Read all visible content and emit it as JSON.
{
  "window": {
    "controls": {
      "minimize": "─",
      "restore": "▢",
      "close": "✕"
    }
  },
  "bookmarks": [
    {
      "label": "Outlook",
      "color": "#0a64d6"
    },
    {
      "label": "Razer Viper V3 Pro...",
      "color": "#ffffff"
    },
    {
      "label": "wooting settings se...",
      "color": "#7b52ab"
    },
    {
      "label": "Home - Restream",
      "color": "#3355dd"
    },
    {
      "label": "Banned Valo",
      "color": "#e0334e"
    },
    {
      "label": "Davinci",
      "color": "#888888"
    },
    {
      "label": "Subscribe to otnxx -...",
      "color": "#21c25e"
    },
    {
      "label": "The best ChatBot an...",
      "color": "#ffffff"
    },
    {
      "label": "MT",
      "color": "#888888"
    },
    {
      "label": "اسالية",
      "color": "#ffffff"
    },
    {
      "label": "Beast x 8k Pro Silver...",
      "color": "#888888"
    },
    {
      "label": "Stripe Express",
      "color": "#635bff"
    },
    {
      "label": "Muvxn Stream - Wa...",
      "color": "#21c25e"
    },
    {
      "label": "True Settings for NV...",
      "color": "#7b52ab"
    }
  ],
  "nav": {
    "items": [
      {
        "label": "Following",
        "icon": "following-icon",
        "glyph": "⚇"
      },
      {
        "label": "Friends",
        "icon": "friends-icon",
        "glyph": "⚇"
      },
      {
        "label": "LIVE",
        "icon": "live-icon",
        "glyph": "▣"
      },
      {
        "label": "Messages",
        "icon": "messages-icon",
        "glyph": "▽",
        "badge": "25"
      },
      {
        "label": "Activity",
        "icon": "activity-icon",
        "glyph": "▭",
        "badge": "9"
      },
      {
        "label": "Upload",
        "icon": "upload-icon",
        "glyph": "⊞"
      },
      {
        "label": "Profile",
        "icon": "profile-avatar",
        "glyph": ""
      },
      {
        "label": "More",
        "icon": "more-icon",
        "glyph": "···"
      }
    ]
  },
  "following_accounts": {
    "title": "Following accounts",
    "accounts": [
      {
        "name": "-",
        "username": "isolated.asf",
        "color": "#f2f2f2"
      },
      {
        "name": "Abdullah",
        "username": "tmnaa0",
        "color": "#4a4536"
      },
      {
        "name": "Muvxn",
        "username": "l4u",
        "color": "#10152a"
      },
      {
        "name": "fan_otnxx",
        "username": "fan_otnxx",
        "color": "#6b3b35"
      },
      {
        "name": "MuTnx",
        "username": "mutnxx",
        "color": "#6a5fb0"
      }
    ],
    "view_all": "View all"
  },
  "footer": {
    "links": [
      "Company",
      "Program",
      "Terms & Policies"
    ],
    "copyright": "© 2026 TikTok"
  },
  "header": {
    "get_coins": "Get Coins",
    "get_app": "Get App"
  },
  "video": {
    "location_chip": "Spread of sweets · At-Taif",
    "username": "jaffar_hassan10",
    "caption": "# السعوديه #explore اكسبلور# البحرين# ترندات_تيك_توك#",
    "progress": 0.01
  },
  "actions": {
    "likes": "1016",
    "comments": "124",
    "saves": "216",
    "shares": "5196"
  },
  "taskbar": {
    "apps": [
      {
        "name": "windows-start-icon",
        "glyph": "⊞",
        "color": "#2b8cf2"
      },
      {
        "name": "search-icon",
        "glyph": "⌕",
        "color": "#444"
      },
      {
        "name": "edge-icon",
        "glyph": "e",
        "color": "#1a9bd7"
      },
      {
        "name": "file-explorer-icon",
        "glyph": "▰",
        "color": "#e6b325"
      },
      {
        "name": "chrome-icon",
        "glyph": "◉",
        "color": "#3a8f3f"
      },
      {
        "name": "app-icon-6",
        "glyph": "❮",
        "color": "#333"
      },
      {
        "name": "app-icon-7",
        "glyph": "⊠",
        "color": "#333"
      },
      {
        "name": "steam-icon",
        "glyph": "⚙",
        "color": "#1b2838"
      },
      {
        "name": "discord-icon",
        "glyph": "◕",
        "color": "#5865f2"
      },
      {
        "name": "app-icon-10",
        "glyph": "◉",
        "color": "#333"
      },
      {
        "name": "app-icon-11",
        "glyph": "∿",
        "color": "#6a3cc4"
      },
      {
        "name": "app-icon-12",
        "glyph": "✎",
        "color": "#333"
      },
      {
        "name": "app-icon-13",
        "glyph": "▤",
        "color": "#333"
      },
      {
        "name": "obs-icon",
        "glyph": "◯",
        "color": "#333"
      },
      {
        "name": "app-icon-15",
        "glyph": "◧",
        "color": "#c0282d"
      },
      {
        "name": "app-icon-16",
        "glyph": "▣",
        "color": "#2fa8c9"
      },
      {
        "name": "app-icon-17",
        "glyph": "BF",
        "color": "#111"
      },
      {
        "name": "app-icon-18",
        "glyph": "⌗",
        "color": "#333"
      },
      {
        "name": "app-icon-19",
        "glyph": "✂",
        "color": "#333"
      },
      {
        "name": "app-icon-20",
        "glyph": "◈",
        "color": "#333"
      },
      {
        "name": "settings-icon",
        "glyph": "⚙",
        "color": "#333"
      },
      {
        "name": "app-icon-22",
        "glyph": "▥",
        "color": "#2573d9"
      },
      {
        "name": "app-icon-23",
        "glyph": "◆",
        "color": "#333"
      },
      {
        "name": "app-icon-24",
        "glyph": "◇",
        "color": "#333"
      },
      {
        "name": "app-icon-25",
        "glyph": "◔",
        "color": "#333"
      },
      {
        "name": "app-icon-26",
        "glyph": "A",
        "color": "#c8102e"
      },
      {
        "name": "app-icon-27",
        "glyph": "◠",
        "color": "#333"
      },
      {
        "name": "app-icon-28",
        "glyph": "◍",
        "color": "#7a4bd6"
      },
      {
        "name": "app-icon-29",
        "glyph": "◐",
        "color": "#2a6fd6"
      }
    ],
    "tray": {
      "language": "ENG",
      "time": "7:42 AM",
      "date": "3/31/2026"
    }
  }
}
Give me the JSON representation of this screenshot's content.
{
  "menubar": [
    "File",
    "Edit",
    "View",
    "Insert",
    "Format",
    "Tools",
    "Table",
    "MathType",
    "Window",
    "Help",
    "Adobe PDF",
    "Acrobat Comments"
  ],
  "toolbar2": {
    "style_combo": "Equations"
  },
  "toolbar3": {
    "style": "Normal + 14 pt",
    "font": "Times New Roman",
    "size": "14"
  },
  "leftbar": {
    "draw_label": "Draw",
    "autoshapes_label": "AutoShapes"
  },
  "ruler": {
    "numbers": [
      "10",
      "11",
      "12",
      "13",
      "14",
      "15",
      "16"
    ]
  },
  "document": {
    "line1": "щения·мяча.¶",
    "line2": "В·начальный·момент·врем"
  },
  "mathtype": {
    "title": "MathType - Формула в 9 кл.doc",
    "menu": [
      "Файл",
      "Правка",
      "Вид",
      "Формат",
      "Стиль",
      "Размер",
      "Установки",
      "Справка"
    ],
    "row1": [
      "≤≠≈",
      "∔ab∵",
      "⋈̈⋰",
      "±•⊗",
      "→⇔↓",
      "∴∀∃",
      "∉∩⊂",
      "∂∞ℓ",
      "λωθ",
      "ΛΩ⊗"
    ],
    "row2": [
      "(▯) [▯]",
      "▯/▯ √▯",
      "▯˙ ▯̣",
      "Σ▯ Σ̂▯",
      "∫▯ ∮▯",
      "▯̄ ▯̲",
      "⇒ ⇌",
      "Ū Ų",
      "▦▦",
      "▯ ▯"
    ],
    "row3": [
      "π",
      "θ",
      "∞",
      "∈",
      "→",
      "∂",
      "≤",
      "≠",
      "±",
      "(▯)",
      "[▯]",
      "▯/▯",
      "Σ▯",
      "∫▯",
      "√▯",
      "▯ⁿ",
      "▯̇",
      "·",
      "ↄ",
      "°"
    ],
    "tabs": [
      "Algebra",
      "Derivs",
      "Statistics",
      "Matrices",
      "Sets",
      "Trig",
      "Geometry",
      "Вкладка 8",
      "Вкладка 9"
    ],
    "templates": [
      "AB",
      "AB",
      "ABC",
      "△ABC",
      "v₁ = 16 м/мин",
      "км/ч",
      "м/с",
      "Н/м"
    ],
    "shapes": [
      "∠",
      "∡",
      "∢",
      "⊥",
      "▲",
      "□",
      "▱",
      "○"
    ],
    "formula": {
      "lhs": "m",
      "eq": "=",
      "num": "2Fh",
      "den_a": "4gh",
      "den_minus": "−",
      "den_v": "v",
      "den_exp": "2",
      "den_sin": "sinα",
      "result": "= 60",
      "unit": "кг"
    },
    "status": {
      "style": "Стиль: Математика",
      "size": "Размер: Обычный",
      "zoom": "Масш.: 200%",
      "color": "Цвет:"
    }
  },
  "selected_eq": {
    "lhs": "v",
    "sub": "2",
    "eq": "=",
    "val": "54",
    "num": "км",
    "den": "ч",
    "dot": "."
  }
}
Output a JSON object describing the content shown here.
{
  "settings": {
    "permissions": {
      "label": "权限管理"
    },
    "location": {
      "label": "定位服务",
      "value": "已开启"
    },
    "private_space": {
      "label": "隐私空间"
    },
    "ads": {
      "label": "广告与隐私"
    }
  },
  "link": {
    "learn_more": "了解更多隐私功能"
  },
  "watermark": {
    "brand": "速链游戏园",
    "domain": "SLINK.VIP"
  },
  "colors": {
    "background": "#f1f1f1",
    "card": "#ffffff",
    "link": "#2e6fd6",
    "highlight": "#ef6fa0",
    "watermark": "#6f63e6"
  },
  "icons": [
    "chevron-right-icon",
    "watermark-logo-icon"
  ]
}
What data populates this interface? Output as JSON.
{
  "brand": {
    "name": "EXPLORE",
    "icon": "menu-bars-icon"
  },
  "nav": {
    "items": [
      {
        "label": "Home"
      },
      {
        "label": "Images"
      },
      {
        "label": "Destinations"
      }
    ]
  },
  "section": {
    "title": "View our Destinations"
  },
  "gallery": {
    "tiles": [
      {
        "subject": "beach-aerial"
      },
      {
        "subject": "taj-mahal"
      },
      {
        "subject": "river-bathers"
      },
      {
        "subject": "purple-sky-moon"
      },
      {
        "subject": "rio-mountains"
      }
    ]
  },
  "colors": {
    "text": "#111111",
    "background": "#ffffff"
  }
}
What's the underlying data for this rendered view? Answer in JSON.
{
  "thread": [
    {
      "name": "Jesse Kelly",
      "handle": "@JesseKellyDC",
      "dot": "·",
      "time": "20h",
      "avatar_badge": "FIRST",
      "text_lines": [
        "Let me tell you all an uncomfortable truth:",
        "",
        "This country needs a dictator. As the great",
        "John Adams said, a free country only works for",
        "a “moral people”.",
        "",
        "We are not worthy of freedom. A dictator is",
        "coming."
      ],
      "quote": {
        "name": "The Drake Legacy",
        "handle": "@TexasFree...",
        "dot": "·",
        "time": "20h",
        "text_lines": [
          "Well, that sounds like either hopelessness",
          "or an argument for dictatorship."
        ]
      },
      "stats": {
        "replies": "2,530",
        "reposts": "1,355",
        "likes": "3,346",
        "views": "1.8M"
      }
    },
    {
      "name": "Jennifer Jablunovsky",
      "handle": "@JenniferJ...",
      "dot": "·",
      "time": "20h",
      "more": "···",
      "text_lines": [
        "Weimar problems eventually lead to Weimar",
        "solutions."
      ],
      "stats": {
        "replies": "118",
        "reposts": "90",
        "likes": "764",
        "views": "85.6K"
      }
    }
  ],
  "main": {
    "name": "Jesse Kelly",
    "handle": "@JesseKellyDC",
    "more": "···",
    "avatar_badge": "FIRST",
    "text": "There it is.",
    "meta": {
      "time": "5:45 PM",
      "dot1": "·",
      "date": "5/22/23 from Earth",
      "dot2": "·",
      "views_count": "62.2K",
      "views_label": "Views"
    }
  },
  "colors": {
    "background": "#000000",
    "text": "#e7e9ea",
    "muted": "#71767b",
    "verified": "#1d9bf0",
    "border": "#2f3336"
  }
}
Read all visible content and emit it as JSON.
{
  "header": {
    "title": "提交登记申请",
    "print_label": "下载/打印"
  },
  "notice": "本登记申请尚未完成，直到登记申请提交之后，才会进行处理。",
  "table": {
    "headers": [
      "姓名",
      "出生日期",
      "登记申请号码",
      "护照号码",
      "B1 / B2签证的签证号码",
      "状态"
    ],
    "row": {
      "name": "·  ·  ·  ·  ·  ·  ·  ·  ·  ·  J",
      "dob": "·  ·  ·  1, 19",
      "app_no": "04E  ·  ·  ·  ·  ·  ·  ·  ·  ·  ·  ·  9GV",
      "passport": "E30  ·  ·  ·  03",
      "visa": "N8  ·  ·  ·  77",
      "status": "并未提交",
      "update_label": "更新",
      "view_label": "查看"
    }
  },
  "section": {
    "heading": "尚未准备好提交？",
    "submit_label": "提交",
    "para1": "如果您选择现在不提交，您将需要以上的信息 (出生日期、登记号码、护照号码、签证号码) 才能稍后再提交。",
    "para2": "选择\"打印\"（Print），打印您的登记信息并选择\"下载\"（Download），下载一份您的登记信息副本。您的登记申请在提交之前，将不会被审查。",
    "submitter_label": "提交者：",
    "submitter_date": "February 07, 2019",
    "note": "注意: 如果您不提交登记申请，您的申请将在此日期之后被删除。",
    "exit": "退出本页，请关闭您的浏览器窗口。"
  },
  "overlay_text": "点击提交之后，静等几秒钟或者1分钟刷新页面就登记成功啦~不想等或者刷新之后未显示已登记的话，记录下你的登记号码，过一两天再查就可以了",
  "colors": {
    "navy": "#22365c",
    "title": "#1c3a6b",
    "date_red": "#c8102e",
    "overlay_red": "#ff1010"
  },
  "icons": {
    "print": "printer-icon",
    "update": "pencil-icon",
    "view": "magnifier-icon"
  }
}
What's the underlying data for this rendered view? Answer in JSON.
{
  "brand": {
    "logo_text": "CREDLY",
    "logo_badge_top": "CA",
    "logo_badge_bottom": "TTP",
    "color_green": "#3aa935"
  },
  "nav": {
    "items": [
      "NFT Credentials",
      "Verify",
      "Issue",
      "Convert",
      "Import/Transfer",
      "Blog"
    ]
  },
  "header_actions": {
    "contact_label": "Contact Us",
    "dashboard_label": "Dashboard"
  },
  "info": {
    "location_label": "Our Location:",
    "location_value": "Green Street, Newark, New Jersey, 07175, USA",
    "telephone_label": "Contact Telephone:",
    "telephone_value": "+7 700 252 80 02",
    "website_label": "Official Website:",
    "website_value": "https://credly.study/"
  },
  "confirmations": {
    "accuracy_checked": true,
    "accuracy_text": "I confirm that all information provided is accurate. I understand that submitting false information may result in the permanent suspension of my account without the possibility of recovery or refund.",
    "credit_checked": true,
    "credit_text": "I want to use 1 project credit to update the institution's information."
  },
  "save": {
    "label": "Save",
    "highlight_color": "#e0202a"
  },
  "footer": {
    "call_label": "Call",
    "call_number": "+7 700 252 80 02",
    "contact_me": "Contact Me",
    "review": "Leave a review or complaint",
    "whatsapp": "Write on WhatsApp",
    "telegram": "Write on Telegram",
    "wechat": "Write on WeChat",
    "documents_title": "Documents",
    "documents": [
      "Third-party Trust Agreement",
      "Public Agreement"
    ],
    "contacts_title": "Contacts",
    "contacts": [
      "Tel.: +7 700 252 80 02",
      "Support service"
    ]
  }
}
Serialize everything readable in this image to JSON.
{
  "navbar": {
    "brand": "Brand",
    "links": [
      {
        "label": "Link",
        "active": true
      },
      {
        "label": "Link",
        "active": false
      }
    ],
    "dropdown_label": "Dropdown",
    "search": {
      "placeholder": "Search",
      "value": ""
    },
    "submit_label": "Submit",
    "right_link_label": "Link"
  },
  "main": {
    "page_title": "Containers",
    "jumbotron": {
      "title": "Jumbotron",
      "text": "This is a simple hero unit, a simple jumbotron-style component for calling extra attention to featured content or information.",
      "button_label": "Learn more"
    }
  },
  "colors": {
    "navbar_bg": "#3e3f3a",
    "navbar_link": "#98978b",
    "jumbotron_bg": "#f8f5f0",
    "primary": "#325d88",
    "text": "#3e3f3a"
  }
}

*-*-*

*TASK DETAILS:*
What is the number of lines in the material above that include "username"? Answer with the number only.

*RESPONSE:*
6